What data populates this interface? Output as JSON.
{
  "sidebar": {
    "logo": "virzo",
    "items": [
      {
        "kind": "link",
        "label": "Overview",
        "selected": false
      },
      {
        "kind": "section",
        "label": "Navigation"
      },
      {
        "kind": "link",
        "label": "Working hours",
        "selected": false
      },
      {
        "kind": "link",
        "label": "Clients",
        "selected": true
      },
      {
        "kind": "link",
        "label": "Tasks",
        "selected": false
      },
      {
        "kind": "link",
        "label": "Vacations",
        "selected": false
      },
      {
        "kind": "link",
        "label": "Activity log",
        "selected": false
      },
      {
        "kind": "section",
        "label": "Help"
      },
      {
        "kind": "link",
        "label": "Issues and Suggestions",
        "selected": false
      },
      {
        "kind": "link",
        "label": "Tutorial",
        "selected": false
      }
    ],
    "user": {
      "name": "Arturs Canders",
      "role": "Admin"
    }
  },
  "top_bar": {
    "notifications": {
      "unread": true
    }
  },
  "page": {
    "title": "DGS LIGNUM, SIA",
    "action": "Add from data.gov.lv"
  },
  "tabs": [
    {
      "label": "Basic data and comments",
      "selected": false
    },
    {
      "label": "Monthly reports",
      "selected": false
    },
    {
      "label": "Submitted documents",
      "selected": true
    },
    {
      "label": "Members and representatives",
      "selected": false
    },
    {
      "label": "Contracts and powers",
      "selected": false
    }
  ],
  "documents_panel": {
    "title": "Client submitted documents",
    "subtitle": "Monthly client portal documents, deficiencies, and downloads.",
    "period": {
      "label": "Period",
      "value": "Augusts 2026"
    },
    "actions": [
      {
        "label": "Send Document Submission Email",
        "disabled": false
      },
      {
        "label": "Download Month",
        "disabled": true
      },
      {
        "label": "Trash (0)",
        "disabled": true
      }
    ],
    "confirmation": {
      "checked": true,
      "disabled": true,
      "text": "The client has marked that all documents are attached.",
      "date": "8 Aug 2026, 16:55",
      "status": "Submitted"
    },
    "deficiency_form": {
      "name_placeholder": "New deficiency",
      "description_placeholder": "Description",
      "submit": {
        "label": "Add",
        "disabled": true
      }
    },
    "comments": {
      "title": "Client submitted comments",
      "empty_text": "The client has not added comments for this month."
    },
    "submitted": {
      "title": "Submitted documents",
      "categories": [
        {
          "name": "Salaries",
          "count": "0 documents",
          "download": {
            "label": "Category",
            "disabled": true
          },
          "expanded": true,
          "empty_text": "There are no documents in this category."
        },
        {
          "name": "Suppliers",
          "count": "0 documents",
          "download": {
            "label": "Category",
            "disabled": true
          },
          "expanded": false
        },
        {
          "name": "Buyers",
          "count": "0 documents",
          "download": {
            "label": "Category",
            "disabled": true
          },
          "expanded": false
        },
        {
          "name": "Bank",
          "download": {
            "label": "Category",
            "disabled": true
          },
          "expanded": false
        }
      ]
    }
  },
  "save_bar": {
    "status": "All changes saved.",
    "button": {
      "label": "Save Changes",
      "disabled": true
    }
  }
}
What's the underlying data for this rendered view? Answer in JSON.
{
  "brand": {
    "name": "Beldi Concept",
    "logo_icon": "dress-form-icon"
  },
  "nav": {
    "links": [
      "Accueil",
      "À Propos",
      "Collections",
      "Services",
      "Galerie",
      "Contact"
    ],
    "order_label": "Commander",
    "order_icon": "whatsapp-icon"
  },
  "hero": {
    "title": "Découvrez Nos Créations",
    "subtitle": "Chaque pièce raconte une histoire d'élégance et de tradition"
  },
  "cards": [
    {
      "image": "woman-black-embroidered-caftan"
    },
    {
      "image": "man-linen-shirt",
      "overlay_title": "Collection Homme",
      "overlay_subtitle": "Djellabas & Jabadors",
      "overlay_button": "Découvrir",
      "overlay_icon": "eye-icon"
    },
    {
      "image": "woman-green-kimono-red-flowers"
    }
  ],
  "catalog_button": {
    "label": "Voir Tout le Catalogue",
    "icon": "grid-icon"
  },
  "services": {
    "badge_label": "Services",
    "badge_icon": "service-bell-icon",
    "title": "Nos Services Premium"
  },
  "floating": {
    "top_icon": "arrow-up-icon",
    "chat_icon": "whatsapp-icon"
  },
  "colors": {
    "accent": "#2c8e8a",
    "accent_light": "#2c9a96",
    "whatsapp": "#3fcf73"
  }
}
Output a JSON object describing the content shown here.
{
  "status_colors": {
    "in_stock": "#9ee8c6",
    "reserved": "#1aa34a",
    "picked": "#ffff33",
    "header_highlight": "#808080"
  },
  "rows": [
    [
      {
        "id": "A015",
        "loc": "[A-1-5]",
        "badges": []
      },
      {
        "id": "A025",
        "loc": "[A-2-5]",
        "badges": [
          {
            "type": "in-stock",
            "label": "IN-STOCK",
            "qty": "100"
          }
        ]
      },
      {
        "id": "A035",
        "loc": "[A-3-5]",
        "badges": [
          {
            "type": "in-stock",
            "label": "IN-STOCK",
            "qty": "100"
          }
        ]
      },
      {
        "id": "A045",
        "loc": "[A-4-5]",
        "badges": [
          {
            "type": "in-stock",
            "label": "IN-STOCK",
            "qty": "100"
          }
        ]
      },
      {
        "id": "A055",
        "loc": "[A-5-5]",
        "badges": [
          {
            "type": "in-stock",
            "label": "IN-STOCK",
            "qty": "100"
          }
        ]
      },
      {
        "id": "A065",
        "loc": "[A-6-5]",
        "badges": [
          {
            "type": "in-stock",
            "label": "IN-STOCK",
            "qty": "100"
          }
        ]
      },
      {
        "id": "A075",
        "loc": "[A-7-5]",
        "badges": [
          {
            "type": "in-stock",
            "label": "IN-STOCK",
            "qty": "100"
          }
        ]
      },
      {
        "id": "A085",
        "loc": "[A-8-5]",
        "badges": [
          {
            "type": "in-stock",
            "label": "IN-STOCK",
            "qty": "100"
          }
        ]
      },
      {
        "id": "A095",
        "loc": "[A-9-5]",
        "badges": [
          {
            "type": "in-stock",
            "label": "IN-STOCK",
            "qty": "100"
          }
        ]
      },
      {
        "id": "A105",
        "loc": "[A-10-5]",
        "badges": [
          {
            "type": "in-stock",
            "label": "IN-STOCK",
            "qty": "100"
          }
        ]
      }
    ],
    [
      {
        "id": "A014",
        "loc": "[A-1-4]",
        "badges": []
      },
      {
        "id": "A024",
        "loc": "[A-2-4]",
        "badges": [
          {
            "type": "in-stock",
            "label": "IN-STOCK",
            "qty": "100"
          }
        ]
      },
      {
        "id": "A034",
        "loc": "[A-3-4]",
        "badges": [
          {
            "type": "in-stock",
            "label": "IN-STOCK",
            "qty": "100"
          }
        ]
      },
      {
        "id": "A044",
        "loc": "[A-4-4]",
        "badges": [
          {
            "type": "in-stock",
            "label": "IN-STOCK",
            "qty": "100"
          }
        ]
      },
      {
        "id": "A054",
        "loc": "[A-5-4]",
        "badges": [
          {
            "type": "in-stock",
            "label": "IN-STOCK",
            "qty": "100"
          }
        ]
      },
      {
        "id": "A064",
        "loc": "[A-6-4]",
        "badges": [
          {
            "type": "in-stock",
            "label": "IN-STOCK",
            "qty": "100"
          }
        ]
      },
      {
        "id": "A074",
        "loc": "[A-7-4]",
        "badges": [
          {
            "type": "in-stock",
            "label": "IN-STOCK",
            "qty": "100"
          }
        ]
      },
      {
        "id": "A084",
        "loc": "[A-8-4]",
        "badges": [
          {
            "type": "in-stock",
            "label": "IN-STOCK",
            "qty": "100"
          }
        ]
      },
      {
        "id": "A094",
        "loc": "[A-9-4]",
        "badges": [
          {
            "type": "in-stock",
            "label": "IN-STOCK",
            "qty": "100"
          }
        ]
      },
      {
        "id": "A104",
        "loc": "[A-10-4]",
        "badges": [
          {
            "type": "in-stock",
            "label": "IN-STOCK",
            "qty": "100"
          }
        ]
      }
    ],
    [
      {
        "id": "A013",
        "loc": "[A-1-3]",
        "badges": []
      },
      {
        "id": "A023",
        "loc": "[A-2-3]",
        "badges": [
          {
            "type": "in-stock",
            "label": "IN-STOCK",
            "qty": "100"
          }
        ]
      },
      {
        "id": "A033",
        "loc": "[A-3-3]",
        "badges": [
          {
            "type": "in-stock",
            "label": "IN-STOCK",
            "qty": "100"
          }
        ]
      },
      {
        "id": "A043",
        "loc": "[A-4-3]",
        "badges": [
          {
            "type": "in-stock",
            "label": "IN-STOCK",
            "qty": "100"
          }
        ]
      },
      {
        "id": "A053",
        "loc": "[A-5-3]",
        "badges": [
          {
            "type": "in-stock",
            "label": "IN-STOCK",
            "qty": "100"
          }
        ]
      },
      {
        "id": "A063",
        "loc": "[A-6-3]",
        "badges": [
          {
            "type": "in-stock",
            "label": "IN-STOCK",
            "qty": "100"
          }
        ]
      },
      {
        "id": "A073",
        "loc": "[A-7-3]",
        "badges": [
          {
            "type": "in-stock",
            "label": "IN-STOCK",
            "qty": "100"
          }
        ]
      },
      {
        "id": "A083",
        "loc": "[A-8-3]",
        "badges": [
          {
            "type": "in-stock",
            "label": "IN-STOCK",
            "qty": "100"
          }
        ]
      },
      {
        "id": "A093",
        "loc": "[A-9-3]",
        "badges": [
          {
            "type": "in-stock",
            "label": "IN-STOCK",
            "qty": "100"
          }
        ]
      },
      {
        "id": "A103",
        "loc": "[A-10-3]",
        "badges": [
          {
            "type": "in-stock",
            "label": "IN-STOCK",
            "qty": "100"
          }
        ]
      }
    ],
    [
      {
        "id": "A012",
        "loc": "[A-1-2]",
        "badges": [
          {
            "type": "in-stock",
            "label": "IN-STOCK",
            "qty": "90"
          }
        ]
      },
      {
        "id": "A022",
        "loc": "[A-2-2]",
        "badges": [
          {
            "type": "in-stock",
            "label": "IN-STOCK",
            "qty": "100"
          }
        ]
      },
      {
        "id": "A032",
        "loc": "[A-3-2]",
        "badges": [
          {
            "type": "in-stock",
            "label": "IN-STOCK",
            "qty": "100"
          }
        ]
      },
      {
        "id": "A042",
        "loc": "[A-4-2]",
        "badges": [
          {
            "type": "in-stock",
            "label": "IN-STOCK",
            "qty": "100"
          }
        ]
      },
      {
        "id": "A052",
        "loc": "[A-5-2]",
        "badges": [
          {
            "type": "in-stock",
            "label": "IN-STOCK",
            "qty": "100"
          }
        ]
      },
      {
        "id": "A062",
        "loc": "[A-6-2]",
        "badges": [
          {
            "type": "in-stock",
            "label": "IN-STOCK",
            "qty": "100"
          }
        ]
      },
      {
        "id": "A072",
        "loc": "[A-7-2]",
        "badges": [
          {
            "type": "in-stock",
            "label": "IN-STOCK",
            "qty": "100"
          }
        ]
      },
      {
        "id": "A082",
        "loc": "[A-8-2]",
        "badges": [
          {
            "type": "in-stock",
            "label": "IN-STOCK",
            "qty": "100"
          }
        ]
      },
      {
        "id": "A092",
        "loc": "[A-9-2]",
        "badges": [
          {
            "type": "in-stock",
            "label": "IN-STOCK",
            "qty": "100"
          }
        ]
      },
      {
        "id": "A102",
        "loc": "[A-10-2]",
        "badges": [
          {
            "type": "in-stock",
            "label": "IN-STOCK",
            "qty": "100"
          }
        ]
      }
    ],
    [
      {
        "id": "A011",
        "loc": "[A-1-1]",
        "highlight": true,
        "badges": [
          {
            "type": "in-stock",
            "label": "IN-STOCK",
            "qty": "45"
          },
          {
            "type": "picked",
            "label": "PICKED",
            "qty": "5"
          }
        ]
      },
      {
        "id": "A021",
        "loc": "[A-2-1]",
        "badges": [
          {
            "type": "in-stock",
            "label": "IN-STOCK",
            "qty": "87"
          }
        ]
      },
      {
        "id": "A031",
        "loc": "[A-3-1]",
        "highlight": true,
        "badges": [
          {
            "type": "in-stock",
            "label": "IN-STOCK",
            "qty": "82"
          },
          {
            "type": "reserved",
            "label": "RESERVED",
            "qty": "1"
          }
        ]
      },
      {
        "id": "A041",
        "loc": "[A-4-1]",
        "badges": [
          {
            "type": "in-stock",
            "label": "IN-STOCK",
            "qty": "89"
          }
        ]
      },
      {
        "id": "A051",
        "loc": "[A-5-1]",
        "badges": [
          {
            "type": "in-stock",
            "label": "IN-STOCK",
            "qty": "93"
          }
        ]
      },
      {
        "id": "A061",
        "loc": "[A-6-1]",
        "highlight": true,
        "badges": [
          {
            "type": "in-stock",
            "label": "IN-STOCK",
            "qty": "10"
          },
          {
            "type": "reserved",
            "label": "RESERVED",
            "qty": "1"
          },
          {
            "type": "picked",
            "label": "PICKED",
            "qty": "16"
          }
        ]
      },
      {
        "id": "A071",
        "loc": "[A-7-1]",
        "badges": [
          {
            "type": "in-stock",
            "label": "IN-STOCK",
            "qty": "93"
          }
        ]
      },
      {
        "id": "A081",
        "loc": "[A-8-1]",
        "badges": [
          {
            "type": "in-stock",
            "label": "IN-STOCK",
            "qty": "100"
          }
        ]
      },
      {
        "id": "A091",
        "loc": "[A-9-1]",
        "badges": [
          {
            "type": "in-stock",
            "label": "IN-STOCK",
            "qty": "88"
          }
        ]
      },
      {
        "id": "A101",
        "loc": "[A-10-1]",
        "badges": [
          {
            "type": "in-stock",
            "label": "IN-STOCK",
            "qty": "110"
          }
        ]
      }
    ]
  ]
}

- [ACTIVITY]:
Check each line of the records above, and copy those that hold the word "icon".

- [ANSWER FOR THIS EXERCISE]:
    "logo_icon": "dress-form-icon"
    "order_icon": "whatsapp-icon"
      "overlay_icon": "eye-icon"
    "icon": "grid-icon"
    "badge_icon": "service-bell-icon",
    "top_icon": "arrow-up-icon",
    "chat_icon": "whatsapp-icon"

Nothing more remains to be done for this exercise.